A second program, funded by NOAA, looks at the competition between water demands from cities in the Colorado Front Range and traditional agricultural water users. The feverish competition for water in this area may result in the transfer of a great deal of water before management innovations can be fully developed or the playing field more fairly balanced between small farming interests and cities with their extensive legal and financial resources. Researchers from RAL and C.U. are examining the competing interests for water resources with an eye to protecting future-opportunity interests for rural users, as well as the public’s interests in recreation, environmental protection and general quality of life.  Work also focuses on exploring new legal forms for water transfer using market mechanisms and increased flexibility, including short-term reversible leases or "water banks", and longer-term commitments to move water under specified conditions. In 2007 the team brought together a number of representative stakeholders at a workshop at Colorado State University to further discuss these issues.
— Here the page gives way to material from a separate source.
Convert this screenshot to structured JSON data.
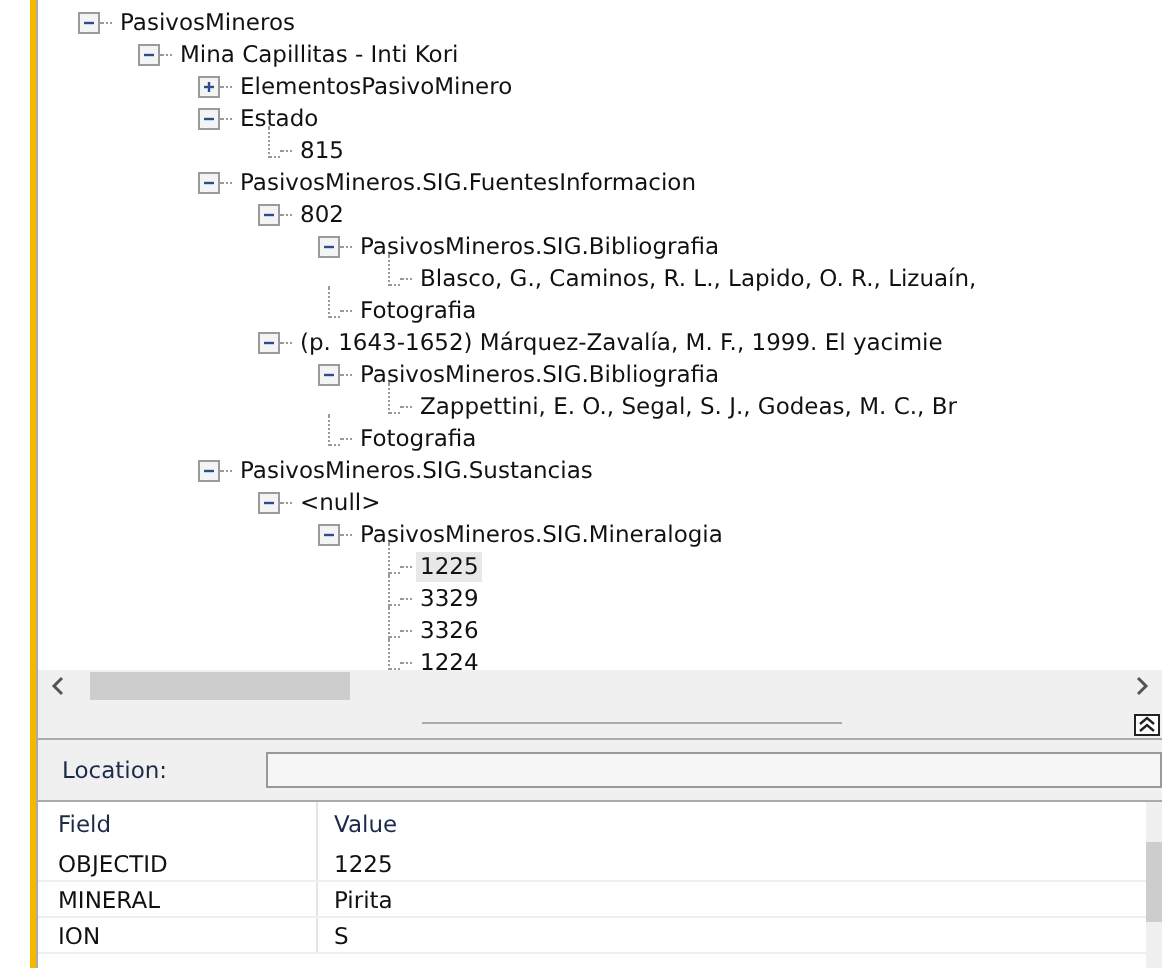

A third effort, joint with SERE/ISSE, remains focused on an-going collaboration with the American Water Works Association’s Research Foundation (AwwaRF). Following the publication of their very successful climate change primer for the drinking water utility industry, the NCAR researchers are working to implement a locally-relevant, structured process to help utilities address climate change impact and adaptation options.  Several water utilities in California, Colorado, Massachusetts, New York, and North Carolina are participating in this effort.

FY2008 Plans:
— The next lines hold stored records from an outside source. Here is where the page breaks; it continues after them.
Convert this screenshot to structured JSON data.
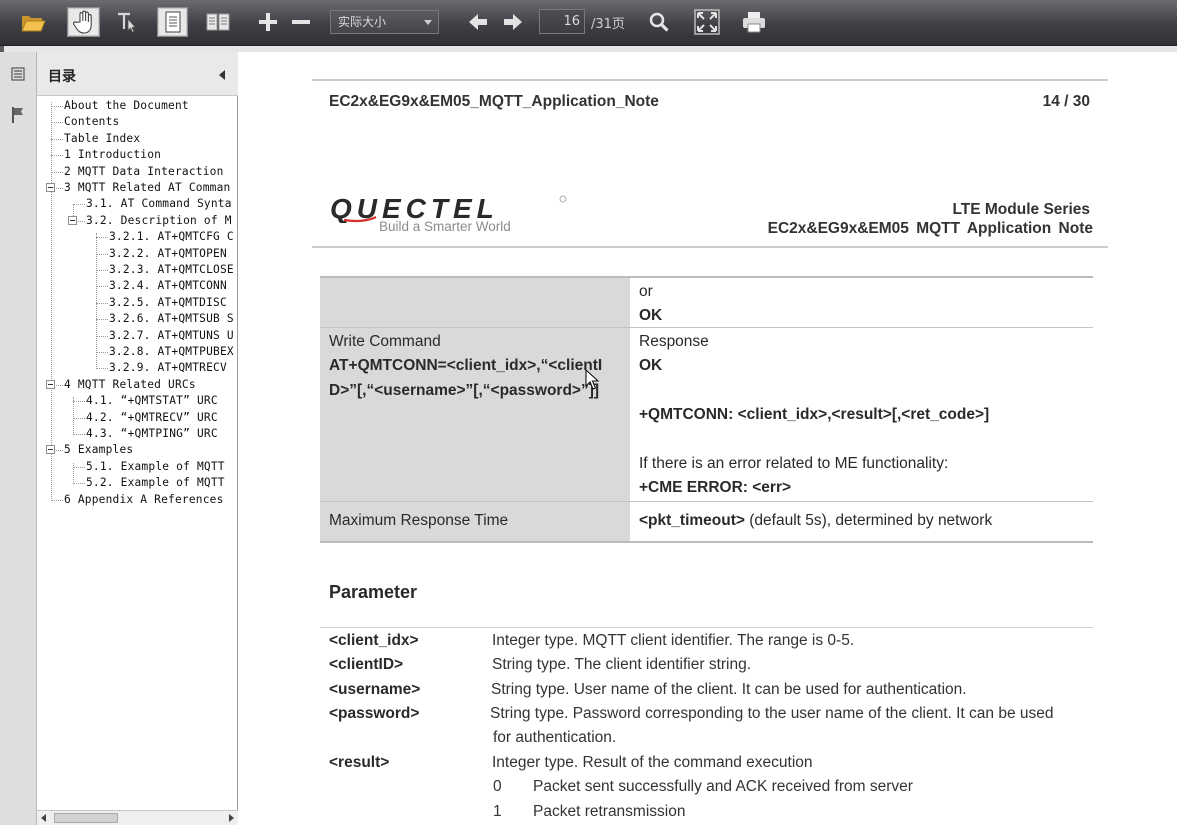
{
  "toolbar": {
    "zoom_value": "实际大小",
    "page_current": "16",
    "page_total": "/31页"
  },
  "sidebar": {
    "title": "目录",
    "items": [
      {
        "label": "About the Document"
      },
      {
        "label": "Contents"
      },
      {
        "label": "Table Index"
      },
      {
        "label": "1 Introduction"
      },
      {
        "label": "2 MQTT Data Interaction"
      },
      {
        "label": "3 MQTT Related AT Comman"
      },
      {
        "label": "3.1. AT Command Synta"
      },
      {
        "label": "3.2. Description of M"
      },
      {
        "label": "3.2.1. AT+QMTCFG C"
      },
      {
        "label": "3.2.2. AT+QMTOPEN"
      },
      {
        "label": "3.2.3. AT+QMTCLOSE"
      },
      {
        "label": "3.2.4. AT+QMTCONN"
      },
      {
        "label": "3.2.5. AT+QMTDISC"
      },
      {
        "label": "3.2.6. AT+QMTSUB S"
      },
      {
        "label": "3.2.7. AT+QMTUNS U"
      },
      {
        "label": "3.2.8. AT+QMTPUBEX"
      },
      {
        "label": "3.2.9. AT+QMTRECV"
      },
      {
        "label": "4 MQTT Related URCs"
      },
      {
        "label": "4.1. “+QMTSTAT” URC"
      },
      {
        "label": "4.2. “+QMTRECV” URC"
      },
      {
        "label": "4.3. “+QMTPING” URC"
      },
      {
        "label": "5 Examples"
      },
      {
        "label": "5.1. Example of MQTT"
      },
      {
        "label": "5.2. Example of MQTT"
      },
      {
        "label": "6 Appendix A References"
      }
    ]
  },
  "document": {
    "header_left": "EC2x&EG9x&EM05_MQTT_Application_Note",
    "header_right": "14 / 30",
    "logo_text": "QUECTEL",
    "logo_tagline": "Build a Smarter World",
    "series_line1": "LTE Module Series",
    "series_line2": "EC2x&EG9x&EM05 MQTT Application Note",
    "table": {
      "row1_or": "or",
      "row1_ok": "OK",
      "write_label": "Write Command",
      "write_cmd_line1": "AT+QMTCONN=<client_idx>,“<clientI",
      "write_cmd_line2": "D>”[,“<username>”[,“<password>”]]",
      "response_label": "Response",
      "response_ok": "OK",
      "response_urc": "+QMTCONN: <client_idx>,<result>[,<ret_code>]",
      "error_note": "If there is an error related to ME functionality:",
      "error_code": "+CME ERROR: <err>",
      "max_time_label": "Maximum Response Time",
      "max_time_param": "<pkt_timeout>",
      "max_time_rest": " (default 5s), determined by network"
    },
    "parameter_heading": "Parameter",
    "parameters": [
      {
        "name": "<client_idx>",
        "desc": "Integer type. MQTT client identifier. The range is 0-5."
      },
      {
        "name": "<clientID>",
        "desc": "String type. The client identifier string."
      },
      {
        "name": "<username>",
        "desc": "String type. User name of the client. It can be used for authentication."
      },
      {
        "name": "<password>",
        "desc": "String type. Password corresponding to the user name of the client. It can be used",
        "desc2": "for authentication."
      },
      {
        "name": "<result>",
        "desc": "Integer type. Result of the command execution"
      }
    ],
    "result_values": [
      {
        "code": "0",
        "text": "Packet sent successfully and ACK received from server"
      },
      {
        "code": "1",
        "text": "Packet retransmission"
      }
    ]
  }
}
An extensive literature review and outreach to western water interests and relevant professional societies has confirmed that there are enormous gaps in our knowledge of the biological impacts of water transfers from agricultural to urban uses, and surprisingly, no known research agenda to address these gaps. In particular, there are continental-scale estimates and micro-scale research, but regionally little in the way of a "big picture" helpful for identifying thresholds, avoiding problems, or anticipating consequences.   In 2008 the NCAR/CU researchers will team with the US Geological Survey and the US Fish and Wildlife Service to write a paper that will address these overarching issues.

A new NOAA grant will support the development of a regional model of water management possibilities that could help create long-term agricultural water security in eastern Colorado.   The WEAP model will be used to provide a balance of planning capacity with fast processing of flexible scenarios, incorporating critical place-specificity in climate, hydrology, water law, institutional and infrastructural inputs, and supporting geographic information systems for visualization of possibilities.  This work is expected to provide an informational platform which competing water interests can use to work toward sustaining small farms with improved economics and opportunity, and supporting rural economies.

Work will also begin to generate ensembles of synthetic daily weather data for sites within the Pacific Gas and Electric Company (PG&E) service area. Climate data will be simulated using the K-nearest neighbor (KNN) resampling technique, used to mimic potential future climate change in a statistically rigorous manner relevant for PG&E.  Historical temperature data, which will be provided by PG&E, are used by the KNN method, which in-turn is informed by an analysis of global climate models.  We will document the method used to simulate the data and provide a statistical analysis of the historical and simulated data.

RAL and SERE will also continue to work with partnering utilities involved in the AwwaRF/NCAR collaboration, formalizing the structured process that will help them address climate change impact and adaptation options. The decision analytic approach  includes: 1) a problem definition phase; 2) the development and/or modification of system-specific Integrated Water Resource Management (IWRM) models; 3) development of probabilistic climate change scenarios;  and 4) implementation of the structured process to examine alternative investment and adaptation strategies in light of the likely range of future climate-related changes in local hydrologic conditions.